As a result of the specific nature of goods, it is common practice that certain recipients of goods and services “self-invoice” when they receive goods or services from their suppliers. In other words, they do not receive an invoice from the suppliers – instead, they invoice themselves. This scenario is typically found where the volume or quality of goods can only be determined by the recipient. An example of this is where a farmer (the supplier) takes produce to a co-operative which will only be sold at a later stage (once the quality and quantity of the produce has been determined). Since the price that will eventually be obtained for the goods depends on factors outside the farmer’s control, the farmer is not in a position to issue an invoice or tax invoice for the produce when it is delivered for sale. In such cases, the South African Revenue Service (SARS) may permit the co-operative (recipient) to issue the tax invoices and any debit and credit notes relating to supplies, rather than expecting it from the supplier. This is referred to as “recipient-created invoicing” or “self-invoicing”.
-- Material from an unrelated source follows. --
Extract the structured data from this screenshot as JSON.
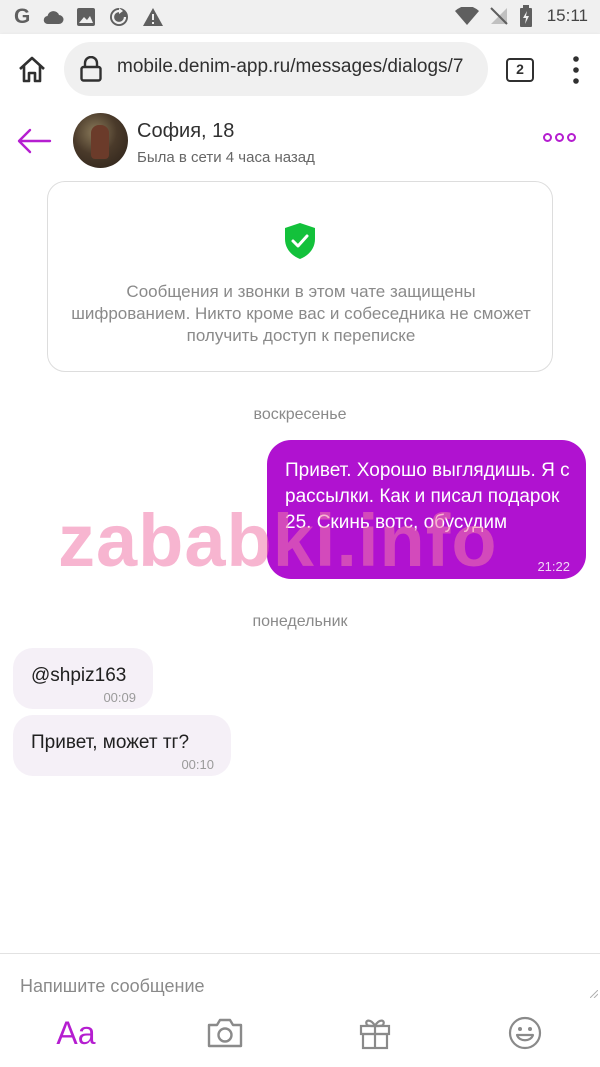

In terms of a binding general ruling, the Commissioner for SARS has provided approval to vendors to issue recipient-created tax invoices, where the recipient:
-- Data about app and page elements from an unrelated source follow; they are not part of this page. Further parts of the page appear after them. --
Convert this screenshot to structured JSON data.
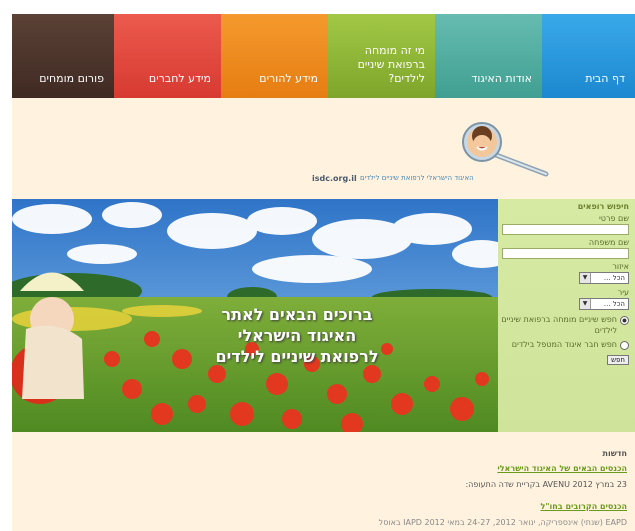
{
  "nav": {
    "forum": "פורום מומחים",
    "friends": "מידע לחברים",
    "parents": "מידע להורים",
    "expert": "מי זה מומחה ברפואת שיניים לילדים?",
    "about": "אודות האיגוד",
    "home": "דף הבית"
  },
  "logo": {
    "site": "isdc.org.il",
    "tagline": "האיגוד הישראלי לרפואת שיניים לילדים"
  },
  "hero": {
    "line1": "ברוכים הבאים לאתר",
    "line2": "האיגוד הישראלי",
    "line3": "לרפואת שיניים לילדים"
  },
  "search": {
    "title": "חיפוש רופאים",
    "first_name_label": "שם פרטי",
    "last_name_label": "שם משפחה",
    "area_label": "איזור",
    "area_value": "הכל ...",
    "city_label": "עיר",
    "city_value": "הכל ...",
    "radio1": "חפש שיניים מומחה ברפואת שיניים לילדים",
    "radio2": "חפש חבר איגוד המטפל בילדים",
    "button": "חפש"
  },
  "news": {
    "title": "חדשות",
    "item1_link": "הכנסים הבאים של האיגוד הישראלי",
    "item1_text": "23 במרץ 2012 AVENU בקריית שדה התעופה:",
    "item2_link": "הכנסים הקרובים בחו\"ל",
    "item2_text": "EAPD (שנתי) אינספריקה, ינואר 2012, 24-27 במאי 2012 IAPD באוסל"
  },
  "colors": {
    "forum": "#4e352b",
    "friends": "#e2483f",
    "parents": "#ef8c20",
    "expert": "#91b83a",
    "about": "#53ae a1",
    "home": "#2a98dc",
    "page_bg": "#fff3df",
    "search_bg": "#d3e69f",
    "news_link": "#6a9a1a"
  }
}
The approval is, however, subject to certain conditions, mainly that the recipient (which is a VAT vendor):
Approval for self-invoicing procedures will not be granted if the purpose is merely to facilitate the obtaining of a tax invoice, credit or debit note by the recipient. Approval will only be granted in industries and transactions where an effective self-invoicing system has traditionally been followed in the past.
This article is a general information sheet and should not be used or relied upon as professional advice. No liability can be accepted for any errors or omissions nor for any loss or damage arising from reliance upon any information herein. Always contact your financial adviser for specific and detailed advice. Errors and omissions excepted (E&OE)